Being busy is a form of laziness –lazy thinking and indiscriminate action. Being busy is most often used as a guide for avoiding the few critically important but uncomfortable actions.

Next time you find yourself doing busy work, you should ask yourself whether or not you are moving closer to your task. I find myself falling down this rabbit hole all the time without even realizing it. When I should be writing, I start cleaning the files on my computer or looking for a picture that correlates with the writing. I start doing all kinds of things, except the ones that are most important.

Solomon said that those engaged in idle pursuits lack sense. It is something to consider the next time we go on a marathon involving social media, all the episodes in whatever drama you’re watching, or knocking out the latest romance novel in one sitting. I know this is an area that I can improve in my own life.

If it is precious, then protect it.

Today, I find myself wanting to waste time. [Even writing that first sentence was a chore.] I wanted to write over the weekend, but I never got around to doing it. I slept in both weekend days. The residual effects of last week’s flu are still lingering, and the idea of sleeping in seemed to be a good use of my time.

I did not have a plan for the weekend. I did read a lot (started Jordan Peterson’s 12 Rules of Life), but I didn’t write. I completed many items on my to-do list, except the one I deemed most important. I now have a backlog of handwritten stories. All I needed to do is type them up. And now these stories, if I don’t hurry and get them completed, will become in my mind less relevant. If they don’t get finished, they will most likely get shelved. Possibly, permanently.

The weekend went by quickly, but I had the same amount of time as everyone else. I didn’t make the best use of it. There was no sense of urgency. This reminds me of Seneca’s Letter on the Shortness of Life (XLIX):

In other years time did not seem to me to go swiftly; now, it seems fast beyond belief, because I feel that the finish-line is moving closer to me, or it may be that I have begun to take heed and reckon up my losses.

When I consider the things I should have done but did not do, time is indeed moving swiftly. This is a lesson to make the most of the time alotted to us. This is a lesson to not waste time, a lesson to not let it slip away carelessly.
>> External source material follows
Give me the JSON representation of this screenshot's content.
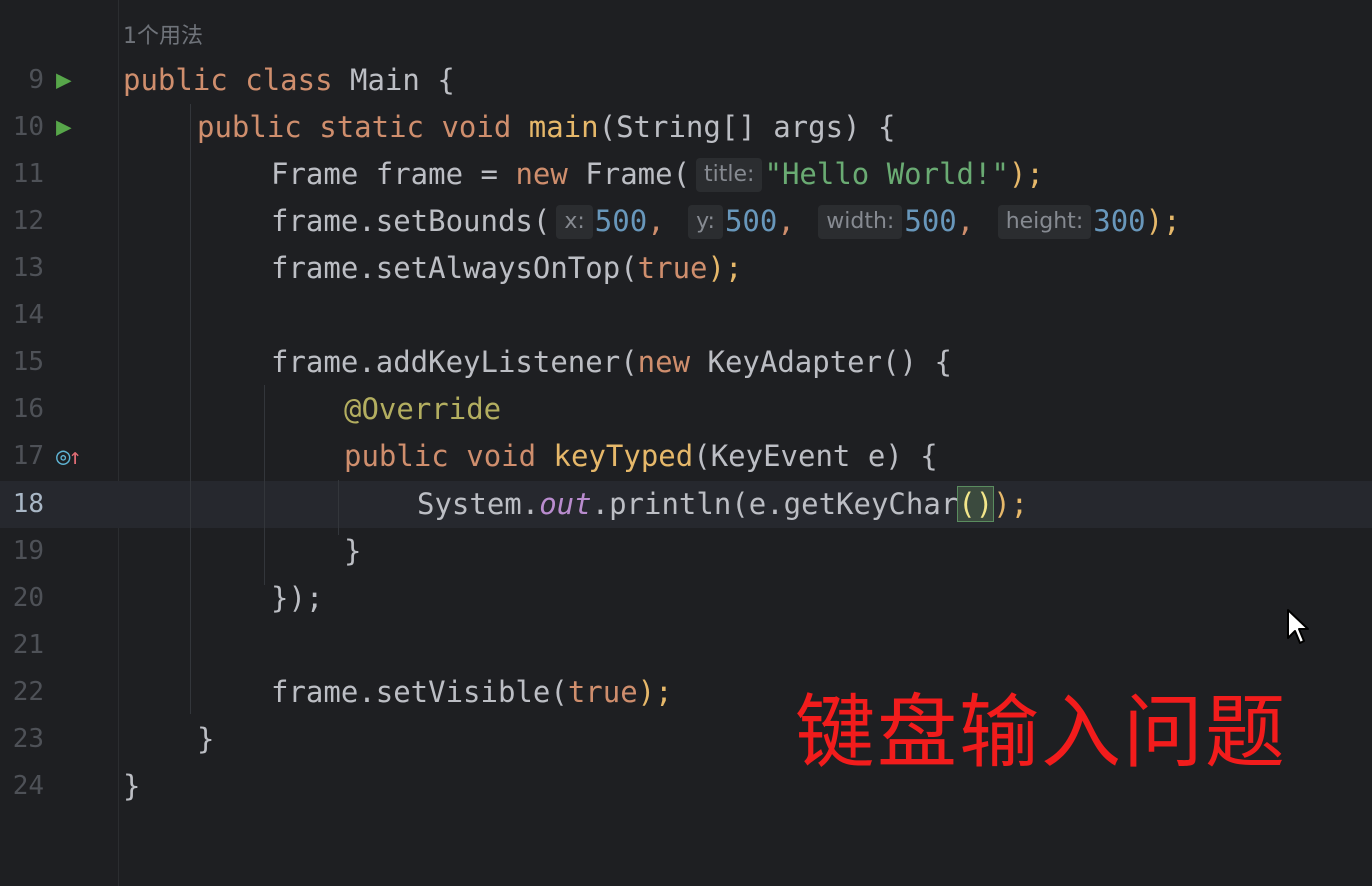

If time is truly precious, then it is our duty to protect it. Seneca goes on to write:

Show me that the good in life does not depend upon life’s length, but upon the use we make of it; also, that it is possible, or rather usual, for a man who has lived long to have lived too little.